Effects of WIC and Food Stamp Program Participation on Child Outcomes
By Lee B, Mackey-Bilaver L, Chin M
This study examines the relationship between WIC and Food Stamp Program participation and young children’s health and maltreatment outcomes, utilizing a unique individual-level longitudinal database linking administrative datasets on WIC and Food Stamp Program (FSP) participation, Medicaid enrollment and claims, and child abuse and neglect reports in Illinois. Using Ordinary Least Square (OLS) methods, the data show that any of the three program participation types (joint WIC and FSP, WIC only, and FSP only) is associated with a lower risk of abuse and neglect reports, and of diagnosis of several nutrition related health problems such as anemia, failure to thrive, and nutritional deficiency. When we control for the possible selection bias using sibling fixed-effects models, the results were essentially unchanged suggesting no evidence of selection bias in the OLS results.

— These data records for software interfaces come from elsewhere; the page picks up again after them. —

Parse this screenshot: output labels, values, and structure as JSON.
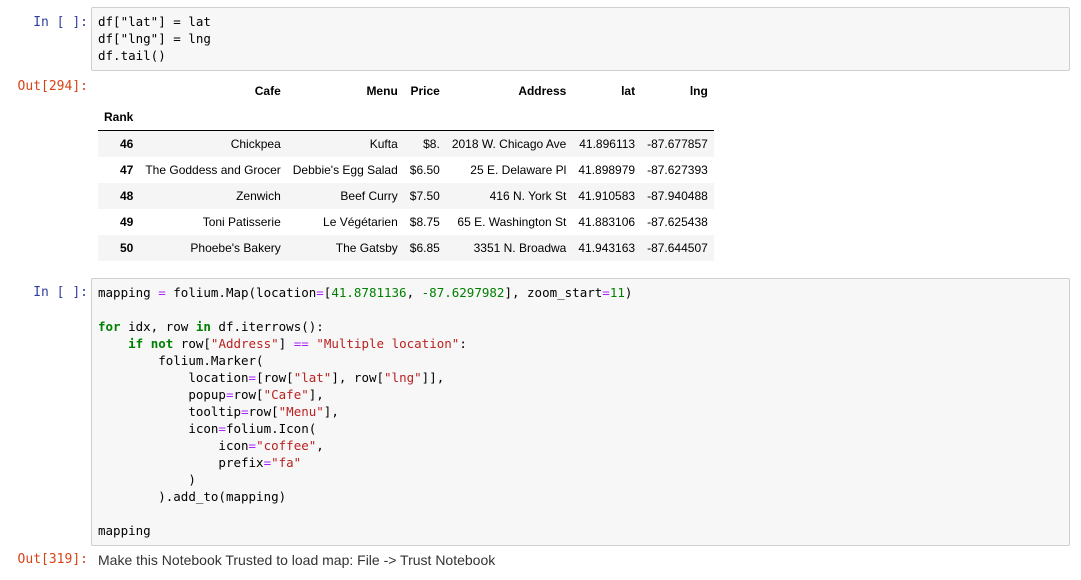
{
  "cell1": {
    "in_prompt": "In [ ]:",
    "code_lines": [
      "df[\"lat\"] = lat",
      "df[\"lng\"] = lng",
      "df.tail()"
    ],
    "out_prompt": "Out[294]:"
  },
  "table": {
    "columns": [
      "Cafe",
      "Menu",
      "Price",
      "Address",
      "lat",
      "lng"
    ],
    "index_name": "Rank",
    "rows": [
      {
        "rank": "46",
        "cafe": "Chickpea",
        "menu": "Kufta",
        "price": "$8.",
        "address": "2018 W. Chicago Ave",
        "lat": "41.896113",
        "lng": "-87.677857"
      },
      {
        "rank": "47",
        "cafe": "The Goddess and Grocer",
        "menu": "Debbie's Egg Salad",
        "price": "$6.50",
        "address": "25 E. Delaware Pl",
        "lat": "41.898979",
        "lng": "-87.627393"
      },
      {
        "rank": "48",
        "cafe": "Zenwich",
        "menu": "Beef Curry",
        "price": "$7.50",
        "address": "416 N. York St",
        "lat": "41.910583",
        "lng": "-87.940488"
      },
      {
        "rank": "49",
        "cafe": "Toni Patisserie",
        "menu": "Le Végétarien",
        "price": "$8.75",
        "address": "65 E. Washington St",
        "lat": "41.883106",
        "lng": "-87.625438"
      },
      {
        "rank": "50",
        "cafe": "Phoebe's Bakery",
        "menu": "The Gatsby",
        "price": "$6.85",
        "address": "3351 N. Broadwa",
        "lat": "41.943163",
        "lng": "-87.644507"
      }
    ]
  },
  "cell2": {
    "in_prompt": "In [ ]:",
    "out_prompt": "Out[319]:",
    "output_text": "Make this Notebook Trusted to load map: File -> Trust Notebook",
    "code": {
      "l1_a": "mapping ",
      "l1_b": "=",
      "l1_c": " folium.Map(location",
      "l1_d": "=",
      "l1_e": "[",
      "l1_f": "41.8781136",
      "l1_g": ", ",
      "l1_h": "-87.6297982",
      "l1_i": "], zoom_start",
      "l1_j": "=",
      "l1_k": "11",
      "l1_l": ")",
      "l2_kw1": "for",
      "l2_a": " idx, row ",
      "l2_kw2": "in",
      "l2_b": " df.iterrows():",
      "l3_kw1": "if",
      "l3_kw2": "not",
      "l3_a": " row[",
      "l3_s": "\"Address\"",
      "l3_b": "] ",
      "l3_op": "==",
      "l3_c": " ",
      "l3_s2": "\"Multiple location\"",
      "l3_d": ":",
      "l4": "folium.Marker(",
      "l5_a": "location",
      "l5_op": "=",
      "l5_b": "[row[",
      "l5_s1": "\"lat\"",
      "l5_c": "], row[",
      "l5_s2": "\"lng\"",
      "l5_d": "]],",
      "l6_a": "popup",
      "l6_op": "=",
      "l6_b": "row[",
      "l6_s": "\"Cafe\"",
      "l6_c": "],",
      "l7_a": "tooltip",
      "l7_op": "=",
      "l7_b": "row[",
      "l7_s": "\"Menu\"",
      "l7_c": "],",
      "l8_a": "icon",
      "l8_op": "=",
      "l8_b": "folium.Icon(",
      "l9_a": "icon",
      "l9_op": "=",
      "l9_s": "\"coffee\"",
      "l9_b": ",",
      "l10_a": "prefix",
      "l10_op": "=",
      "l10_s": "\"fa\"",
      "l11": ")",
      "l12": ").add_to(mapping)",
      "l13": "mapping"
    }
  }
}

The findings are significant indicators of the benefits of WIC and FSP participation among low-income young children. Furthermore, the findings about the lower risk of abuse and neglect is significant because it offers some evidence that participation in programs such as WIC and FSP that offer family supports not directly aimed at preventing child abuse and neglect may protect children.
This research was funded by the USDA Economic Research Service.
March 21, 2018
Lee B, Mackey-Bilaver L, Chin M (2007) Effects of WIC and Food Stamp Program Participation on Child Outcomes. United States Department of Agriculture, Economic Research Service. Available online: https://www.ers.usda.gov/webdocs/publications/86101/ccr-27.pdf?v=43076